▼

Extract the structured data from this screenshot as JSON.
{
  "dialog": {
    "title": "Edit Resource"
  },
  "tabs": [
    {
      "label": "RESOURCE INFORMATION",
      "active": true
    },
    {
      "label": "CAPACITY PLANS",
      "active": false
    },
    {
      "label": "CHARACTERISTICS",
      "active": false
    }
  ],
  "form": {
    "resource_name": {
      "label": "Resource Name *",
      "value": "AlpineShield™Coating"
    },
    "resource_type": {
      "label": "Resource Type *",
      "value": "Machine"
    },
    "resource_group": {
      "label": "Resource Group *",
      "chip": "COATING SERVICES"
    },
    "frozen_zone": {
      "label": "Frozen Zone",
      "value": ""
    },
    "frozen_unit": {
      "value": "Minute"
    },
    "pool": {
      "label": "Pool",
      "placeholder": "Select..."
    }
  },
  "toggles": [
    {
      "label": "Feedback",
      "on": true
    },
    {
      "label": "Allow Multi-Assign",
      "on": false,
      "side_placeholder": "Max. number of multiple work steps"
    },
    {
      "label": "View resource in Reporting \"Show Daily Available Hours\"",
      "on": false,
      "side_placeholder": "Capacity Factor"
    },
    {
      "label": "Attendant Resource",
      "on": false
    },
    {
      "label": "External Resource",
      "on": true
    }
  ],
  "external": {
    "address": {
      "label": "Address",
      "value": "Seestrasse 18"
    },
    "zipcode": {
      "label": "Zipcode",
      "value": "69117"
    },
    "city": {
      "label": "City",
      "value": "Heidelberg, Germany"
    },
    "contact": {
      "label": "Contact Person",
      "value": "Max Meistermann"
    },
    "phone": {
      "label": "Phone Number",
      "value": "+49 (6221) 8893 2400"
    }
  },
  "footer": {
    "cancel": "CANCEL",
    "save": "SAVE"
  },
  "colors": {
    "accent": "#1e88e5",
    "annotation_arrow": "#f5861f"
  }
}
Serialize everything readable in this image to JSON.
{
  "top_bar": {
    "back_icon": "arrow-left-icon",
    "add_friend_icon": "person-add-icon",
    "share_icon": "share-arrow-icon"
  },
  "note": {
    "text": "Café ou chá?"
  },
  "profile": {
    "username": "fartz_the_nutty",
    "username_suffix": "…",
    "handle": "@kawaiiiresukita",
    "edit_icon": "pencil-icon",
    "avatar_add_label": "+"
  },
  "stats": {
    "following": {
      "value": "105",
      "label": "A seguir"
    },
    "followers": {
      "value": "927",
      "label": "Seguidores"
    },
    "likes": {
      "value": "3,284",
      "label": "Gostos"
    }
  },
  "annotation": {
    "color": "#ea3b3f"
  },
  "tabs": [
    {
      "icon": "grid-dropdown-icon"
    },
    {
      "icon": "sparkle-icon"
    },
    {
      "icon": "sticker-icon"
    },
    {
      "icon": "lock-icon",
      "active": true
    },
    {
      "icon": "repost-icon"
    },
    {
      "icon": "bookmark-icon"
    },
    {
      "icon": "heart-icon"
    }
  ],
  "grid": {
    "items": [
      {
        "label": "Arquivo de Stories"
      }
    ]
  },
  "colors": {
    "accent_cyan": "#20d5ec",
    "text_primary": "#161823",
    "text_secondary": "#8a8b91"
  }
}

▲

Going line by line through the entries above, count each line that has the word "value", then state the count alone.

— RESULT OF THE EXERCISE —
12